ASSIGNMENT = Work through the data below and copy out every line where "JSON" is found.

SOURCE RECORDS =
• • • •
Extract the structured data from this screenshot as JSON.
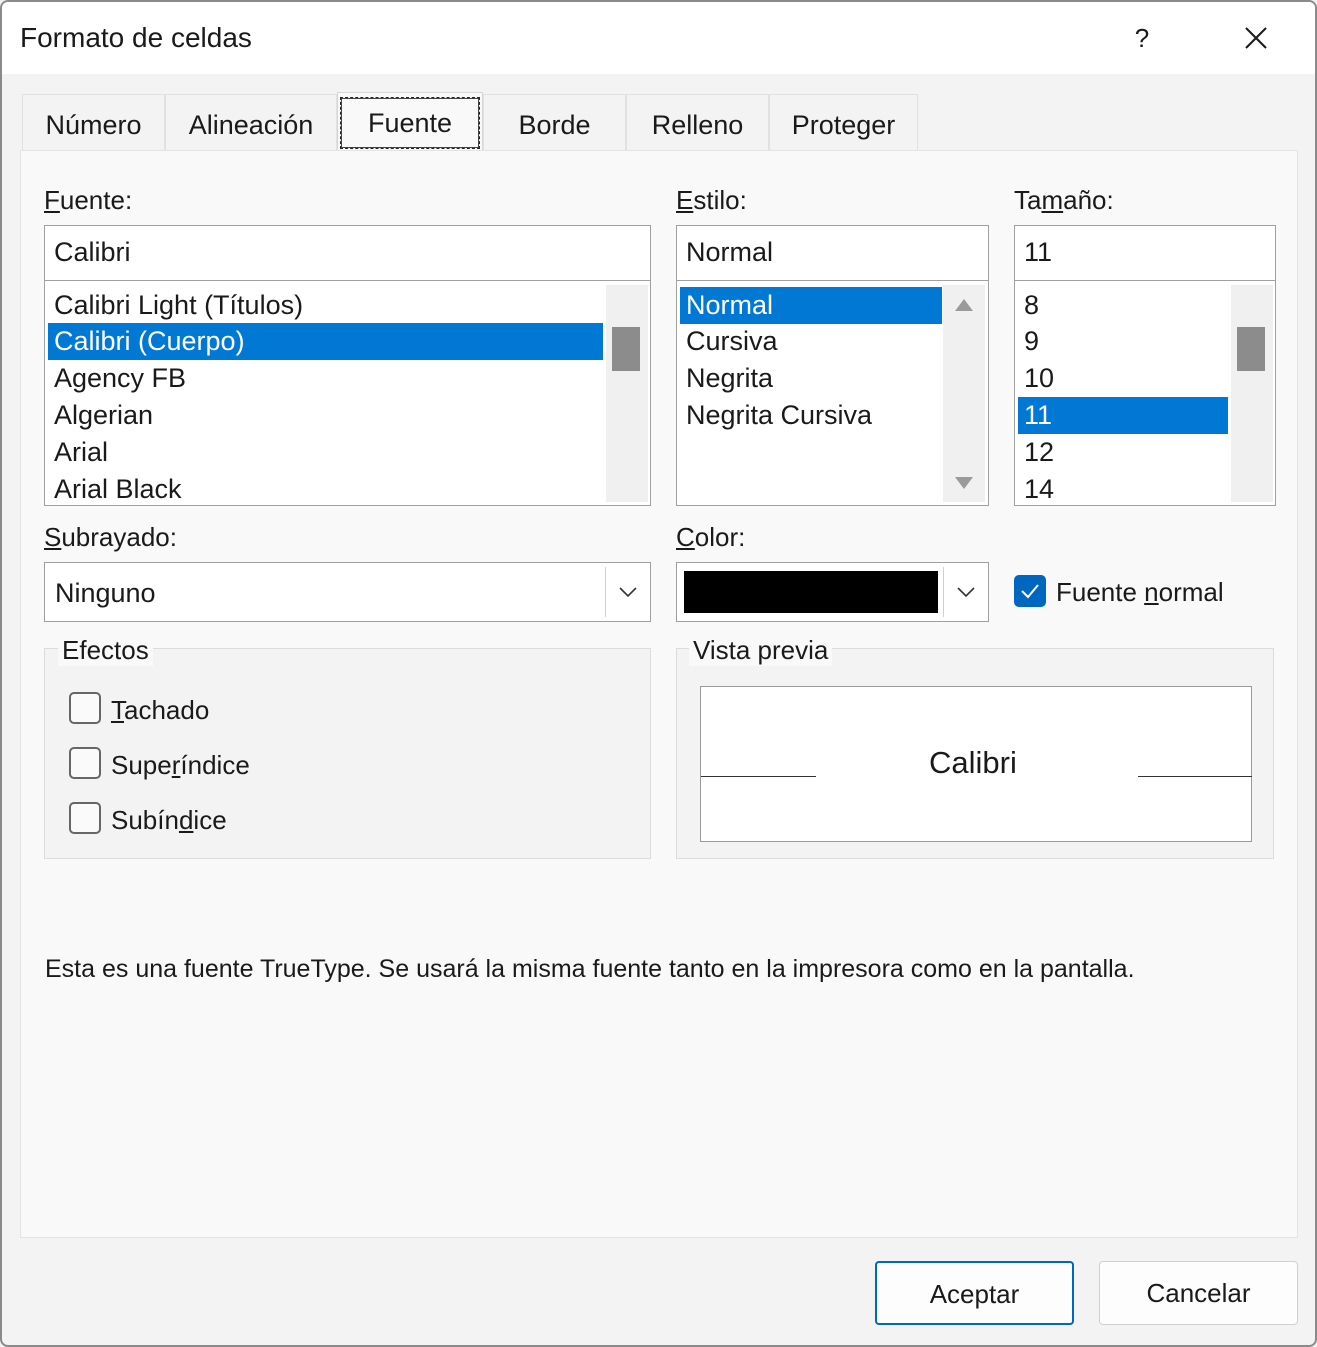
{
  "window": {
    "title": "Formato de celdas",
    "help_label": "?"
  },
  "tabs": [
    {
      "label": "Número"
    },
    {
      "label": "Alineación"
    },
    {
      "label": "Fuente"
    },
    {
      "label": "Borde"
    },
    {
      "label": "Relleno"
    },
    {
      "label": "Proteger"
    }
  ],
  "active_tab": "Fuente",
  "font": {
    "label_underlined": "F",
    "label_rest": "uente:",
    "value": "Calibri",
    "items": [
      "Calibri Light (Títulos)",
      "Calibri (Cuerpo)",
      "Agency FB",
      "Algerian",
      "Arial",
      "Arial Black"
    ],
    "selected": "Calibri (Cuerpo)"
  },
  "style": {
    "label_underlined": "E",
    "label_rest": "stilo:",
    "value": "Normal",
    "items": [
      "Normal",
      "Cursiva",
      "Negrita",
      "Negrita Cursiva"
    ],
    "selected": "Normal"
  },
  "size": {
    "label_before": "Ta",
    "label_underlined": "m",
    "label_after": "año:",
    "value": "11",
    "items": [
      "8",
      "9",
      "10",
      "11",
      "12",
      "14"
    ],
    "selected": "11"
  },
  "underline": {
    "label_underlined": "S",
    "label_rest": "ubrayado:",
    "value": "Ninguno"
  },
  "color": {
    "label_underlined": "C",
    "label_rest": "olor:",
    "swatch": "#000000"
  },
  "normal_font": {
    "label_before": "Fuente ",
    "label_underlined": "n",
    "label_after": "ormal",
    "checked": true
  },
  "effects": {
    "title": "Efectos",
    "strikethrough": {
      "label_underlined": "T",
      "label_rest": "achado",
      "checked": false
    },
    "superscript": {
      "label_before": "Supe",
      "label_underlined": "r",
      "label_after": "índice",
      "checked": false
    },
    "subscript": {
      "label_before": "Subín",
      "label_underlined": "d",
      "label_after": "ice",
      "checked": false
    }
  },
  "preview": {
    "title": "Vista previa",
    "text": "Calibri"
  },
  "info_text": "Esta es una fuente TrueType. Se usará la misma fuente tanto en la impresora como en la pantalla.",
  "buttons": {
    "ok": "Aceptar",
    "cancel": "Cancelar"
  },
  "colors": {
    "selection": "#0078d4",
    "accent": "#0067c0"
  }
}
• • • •
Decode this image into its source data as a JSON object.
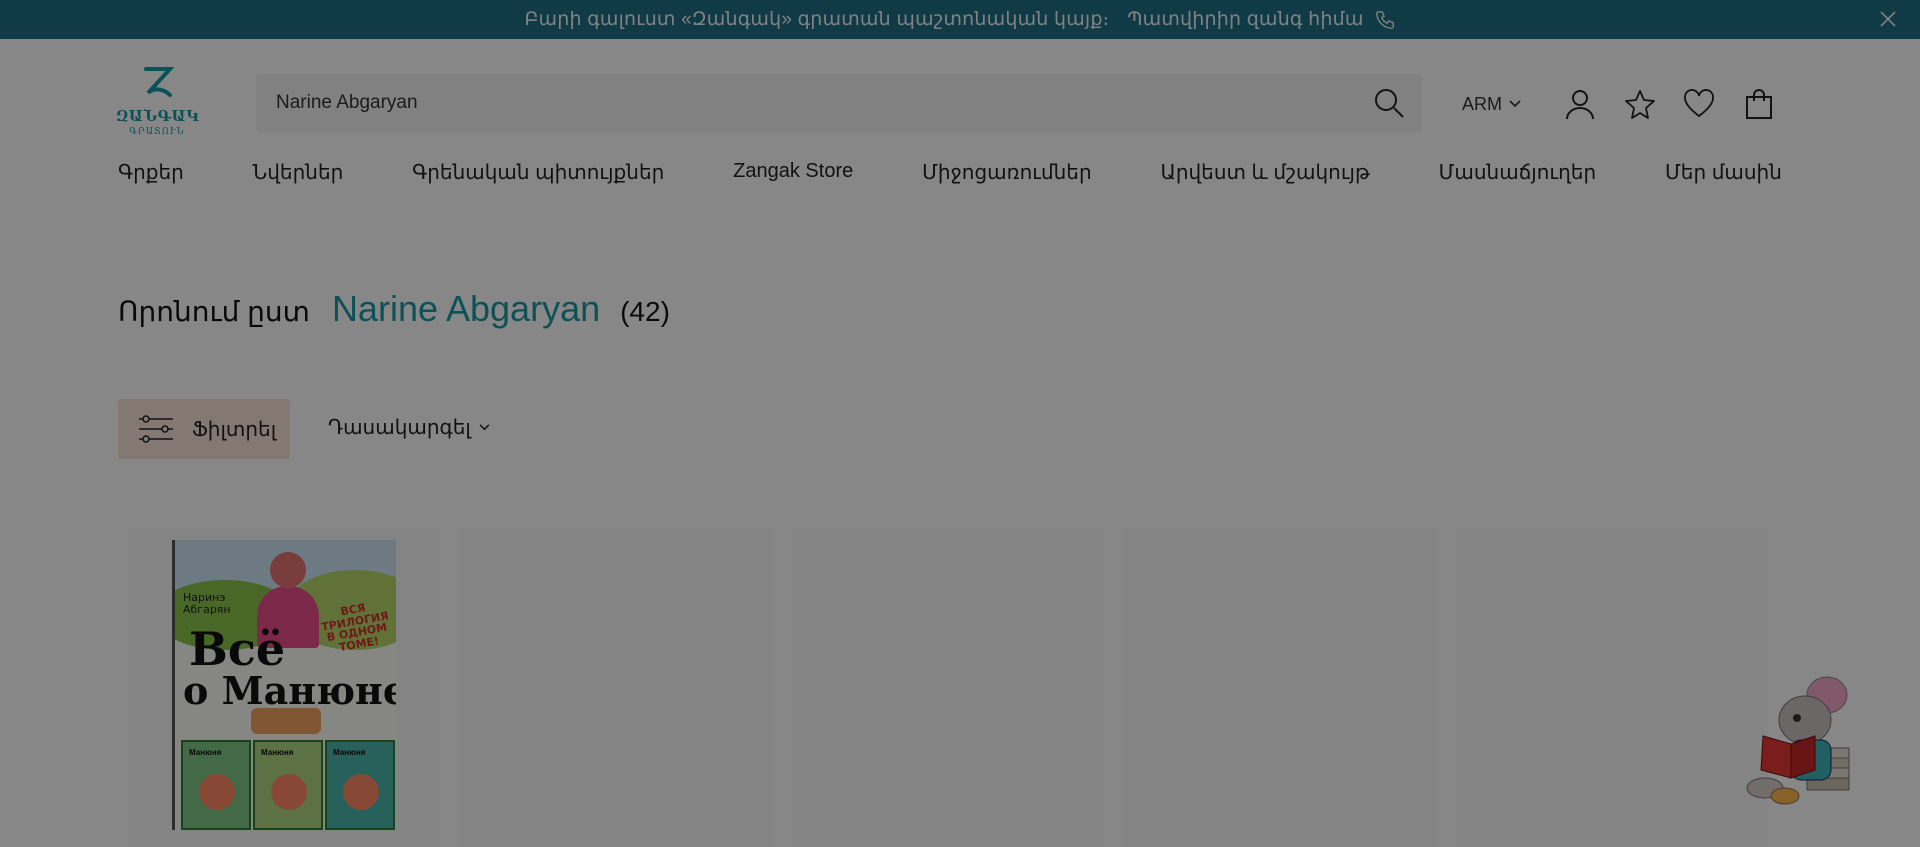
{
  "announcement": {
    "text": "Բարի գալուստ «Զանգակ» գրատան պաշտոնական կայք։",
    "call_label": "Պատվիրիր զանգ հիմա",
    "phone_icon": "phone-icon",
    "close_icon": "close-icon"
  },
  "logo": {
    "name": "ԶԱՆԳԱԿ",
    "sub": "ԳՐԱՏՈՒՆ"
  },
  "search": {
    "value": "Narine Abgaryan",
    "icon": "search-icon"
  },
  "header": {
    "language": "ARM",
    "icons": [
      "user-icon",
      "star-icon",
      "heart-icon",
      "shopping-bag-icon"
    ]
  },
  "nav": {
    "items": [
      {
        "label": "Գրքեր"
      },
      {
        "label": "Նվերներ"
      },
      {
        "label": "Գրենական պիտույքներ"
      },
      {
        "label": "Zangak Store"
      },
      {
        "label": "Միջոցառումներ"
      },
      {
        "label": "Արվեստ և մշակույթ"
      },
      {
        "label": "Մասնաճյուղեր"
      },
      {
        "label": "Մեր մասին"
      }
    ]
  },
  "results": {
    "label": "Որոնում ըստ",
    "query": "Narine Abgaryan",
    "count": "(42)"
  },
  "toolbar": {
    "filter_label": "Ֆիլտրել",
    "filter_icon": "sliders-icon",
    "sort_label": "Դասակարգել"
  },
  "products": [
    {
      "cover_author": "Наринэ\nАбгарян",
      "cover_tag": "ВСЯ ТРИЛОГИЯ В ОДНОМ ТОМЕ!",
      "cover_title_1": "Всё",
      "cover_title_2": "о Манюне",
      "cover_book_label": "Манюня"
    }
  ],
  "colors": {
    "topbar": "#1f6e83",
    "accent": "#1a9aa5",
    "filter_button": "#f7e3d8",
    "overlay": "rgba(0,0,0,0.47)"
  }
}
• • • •
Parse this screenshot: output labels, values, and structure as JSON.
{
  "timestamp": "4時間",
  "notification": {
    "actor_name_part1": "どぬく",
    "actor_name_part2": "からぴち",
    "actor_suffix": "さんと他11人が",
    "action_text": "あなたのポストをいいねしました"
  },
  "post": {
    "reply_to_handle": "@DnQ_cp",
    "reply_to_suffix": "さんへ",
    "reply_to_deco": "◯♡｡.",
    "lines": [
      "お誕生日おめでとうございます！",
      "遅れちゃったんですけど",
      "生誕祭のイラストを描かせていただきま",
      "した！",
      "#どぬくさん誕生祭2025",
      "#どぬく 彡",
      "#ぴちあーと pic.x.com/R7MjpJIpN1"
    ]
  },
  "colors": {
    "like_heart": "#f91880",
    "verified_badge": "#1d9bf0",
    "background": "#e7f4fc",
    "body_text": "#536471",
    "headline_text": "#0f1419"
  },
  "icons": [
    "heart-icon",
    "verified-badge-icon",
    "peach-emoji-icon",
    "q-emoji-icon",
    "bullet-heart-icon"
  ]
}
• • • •
COMPLETED EXERCISE =
Extract the structured data from this screenshot as JSON.
Decode this image into its source data as a JSON object.
Parse this screenshot: output labels, values, and structure as JSON.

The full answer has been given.